Seventy-five percent of Americans own an outdoor grill or smoker, and summer is the ultimate season for firing it up and having a cookout. Whether you’re throwing burgers and dogs on for your family or hosting an all-out BBQ, summer happens around the grill.
It may feel more eco-friendly to pop on the grill rather than cook in the house on the stove or oven, and in some ways it is. Cooking outdoors means your AC isn’t working as hard since you’re not heating up your kitchen. If you have a propane grill, you’re also not using any electricity to run it, saving on that all-important utility.
However, you can always take grilling further to make it greener. Here’s how.
Consider swapping out coal for gas
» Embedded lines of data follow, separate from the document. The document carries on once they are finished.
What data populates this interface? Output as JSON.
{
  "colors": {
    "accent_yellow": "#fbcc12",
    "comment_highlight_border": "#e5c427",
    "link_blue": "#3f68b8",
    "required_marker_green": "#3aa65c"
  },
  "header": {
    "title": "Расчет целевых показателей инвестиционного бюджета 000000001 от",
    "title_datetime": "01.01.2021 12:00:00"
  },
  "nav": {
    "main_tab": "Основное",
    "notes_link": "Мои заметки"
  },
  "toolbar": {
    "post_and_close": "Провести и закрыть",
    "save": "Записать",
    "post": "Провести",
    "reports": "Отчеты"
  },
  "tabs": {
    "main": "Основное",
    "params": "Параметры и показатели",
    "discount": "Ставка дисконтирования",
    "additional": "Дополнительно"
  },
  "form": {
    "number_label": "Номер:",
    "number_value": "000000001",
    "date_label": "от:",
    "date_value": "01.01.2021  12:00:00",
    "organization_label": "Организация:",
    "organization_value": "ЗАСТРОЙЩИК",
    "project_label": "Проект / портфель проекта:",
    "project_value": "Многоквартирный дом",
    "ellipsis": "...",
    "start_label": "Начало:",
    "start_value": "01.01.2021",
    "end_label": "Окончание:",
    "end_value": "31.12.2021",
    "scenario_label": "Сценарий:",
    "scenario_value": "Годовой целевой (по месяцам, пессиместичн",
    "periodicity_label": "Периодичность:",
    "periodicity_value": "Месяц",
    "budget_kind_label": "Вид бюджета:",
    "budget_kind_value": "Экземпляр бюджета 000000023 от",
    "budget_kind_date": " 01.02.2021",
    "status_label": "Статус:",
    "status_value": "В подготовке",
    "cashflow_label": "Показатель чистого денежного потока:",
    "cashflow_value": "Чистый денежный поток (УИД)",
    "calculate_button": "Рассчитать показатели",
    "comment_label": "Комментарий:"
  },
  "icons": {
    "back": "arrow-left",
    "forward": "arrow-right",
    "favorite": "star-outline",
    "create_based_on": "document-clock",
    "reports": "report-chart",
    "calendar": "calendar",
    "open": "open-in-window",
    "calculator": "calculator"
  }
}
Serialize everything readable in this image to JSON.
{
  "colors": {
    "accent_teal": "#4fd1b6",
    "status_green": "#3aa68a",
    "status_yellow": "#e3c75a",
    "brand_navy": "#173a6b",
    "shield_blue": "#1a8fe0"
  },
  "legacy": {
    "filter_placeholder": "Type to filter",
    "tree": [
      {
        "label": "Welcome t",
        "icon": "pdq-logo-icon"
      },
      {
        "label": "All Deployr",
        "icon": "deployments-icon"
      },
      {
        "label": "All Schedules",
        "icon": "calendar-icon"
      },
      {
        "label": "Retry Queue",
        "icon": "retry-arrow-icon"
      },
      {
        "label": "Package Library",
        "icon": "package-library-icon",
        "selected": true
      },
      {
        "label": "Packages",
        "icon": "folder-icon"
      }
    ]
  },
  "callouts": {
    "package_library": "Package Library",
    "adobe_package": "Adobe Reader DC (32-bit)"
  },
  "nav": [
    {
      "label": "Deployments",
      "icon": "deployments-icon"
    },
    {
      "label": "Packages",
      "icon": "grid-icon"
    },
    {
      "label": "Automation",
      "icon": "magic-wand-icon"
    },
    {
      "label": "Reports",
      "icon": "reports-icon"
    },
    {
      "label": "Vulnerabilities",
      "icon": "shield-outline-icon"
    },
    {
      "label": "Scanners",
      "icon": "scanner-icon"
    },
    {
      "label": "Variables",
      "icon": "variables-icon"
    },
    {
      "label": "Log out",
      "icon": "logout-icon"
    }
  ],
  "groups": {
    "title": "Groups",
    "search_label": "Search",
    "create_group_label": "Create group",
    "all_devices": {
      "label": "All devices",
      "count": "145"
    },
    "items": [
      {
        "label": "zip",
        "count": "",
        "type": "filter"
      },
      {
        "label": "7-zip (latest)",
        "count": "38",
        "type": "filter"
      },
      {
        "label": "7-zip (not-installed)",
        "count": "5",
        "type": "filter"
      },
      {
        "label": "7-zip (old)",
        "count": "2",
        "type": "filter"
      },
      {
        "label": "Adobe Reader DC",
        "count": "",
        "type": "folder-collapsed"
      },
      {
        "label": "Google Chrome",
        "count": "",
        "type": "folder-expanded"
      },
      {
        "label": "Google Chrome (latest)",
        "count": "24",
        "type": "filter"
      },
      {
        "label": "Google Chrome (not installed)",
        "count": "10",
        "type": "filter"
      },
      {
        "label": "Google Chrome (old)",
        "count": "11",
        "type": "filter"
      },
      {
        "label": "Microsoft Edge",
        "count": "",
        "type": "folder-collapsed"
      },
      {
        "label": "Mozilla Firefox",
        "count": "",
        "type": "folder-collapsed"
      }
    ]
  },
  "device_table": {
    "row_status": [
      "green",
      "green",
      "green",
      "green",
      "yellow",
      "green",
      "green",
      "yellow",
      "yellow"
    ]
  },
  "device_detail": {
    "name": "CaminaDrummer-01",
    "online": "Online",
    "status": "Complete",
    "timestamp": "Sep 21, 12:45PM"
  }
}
Gas grills are more energy efficient and release fewer pollutants into the air than coal. Overall, they’re the greener choice. If you have to use coal, because you need that traditional BBQ taste, try to find all-natural lump varieties and avoid using petroleum-based lighter fluids as starters. Especially avoid self-lighting charcoal. You can use natural lighter fluid or an electric charcoal starter instead.
The issue is what these items put out into the air. Both petroleum-based lighter fluids and self-lighting briquettes release petrochemicals into the atmosphere. Regular coal, when burning, also releases carbon monoxide. These are all harmful chemicals the air could do without.
Once you’ve used your grill a few times, you’ll get a good idea of how long it really takes to preheat. Although it will maintain that temperature until you’re ready to cook, leaving your grill on in wait just produces waste. This is especially true for gas grills, and propane isn’t cheap.
If you can, preheat your grill by working backward from the exact time you want to start cooking. That way it’s ready the moment you are and not before.
Use reusable dishes
You’d never use a disposable grill brush or tongs to cook your amazing grilled feast, so why do it when it comes to serving? It can seem easier to put out paper plates and plastic silverware to serve your food on but if you can, use your own dishes. You can even buy a set of reusable plastic dishes and silverware for outdoor use only.
Even running a full dishwasher, compliments of your BBQ, creates less waste than the bags of trash you’d need to throw out if everything is disposed of after one use.
The only time to opt for disposable products is when your BBQ is too big for the plates you have. In that case, it’s okay to use paper plates so everyone can eat, but try to look for brands that are biodegradable.
Go green to clean
After the grilling is over, and it’s time to clean your grill, the products that you use can also be a green choice. Most grill cleaners are full of toxic substances claiming they’re the only thing strong enough to get that grill clean. This isn’t the case, and you can actually make cleaning your grill relatively easy if you strike while it’s hot.
Running a grill brush over a hot grill before you cook, easily scrapes away leftover food and debris. Remembering to do this could mean no additional cleaning and no cleaning products, but you must do it every time to stay on top of buildup.
If a deep clean becomes necessary, look to your pantry for supplies instead of buying a harmful product. All you need is baking soda and some aluminum foil to get those grates clean.
Add in some beneficial greenery
The last thing to think about, when making your outdoor grill area more human-friendly, is what to do about the bugs. They can smell what you’re cooking, and want in, but nobody likes flies buzzing by or mosquitos chowing down while you’re trying to eat an outdoor meal.
The most environmentally friendly way to deal with these pests is by being deliberate with your greenery. Grab a few pots and invest in insect-repelling plants like mint, sage, and rosemary. Not only will you add some natural decor to your patio, but those herbs taste great when added to any grilling marinade.
Keep it green when you’re not the grill master
Even when you’re not the one doing the grilling, but the one being invited to partake in a BBQ, you can make some greener choices. If you’re bringing a side, deliver it in a reusable container with a lid (just don’t forget to take it back home). If you’re bringing the drinks, ask if the host recycles glass or just aluminum and buy cans and/or bottles accordingly.
While en route, even the gas you put into your car can make for a greener experience. By filling up at SpeedyQ, you can reduce the impact of your car’s tailpipe emissions. Through the SpeedyQ Drive™ program, up to 30 percent of your car’s harmful emissions are offset every time you fuel up.
So, this summer, as you fire up the grill, think green. It’s easier than you’d expect. And, enjoy those burgers.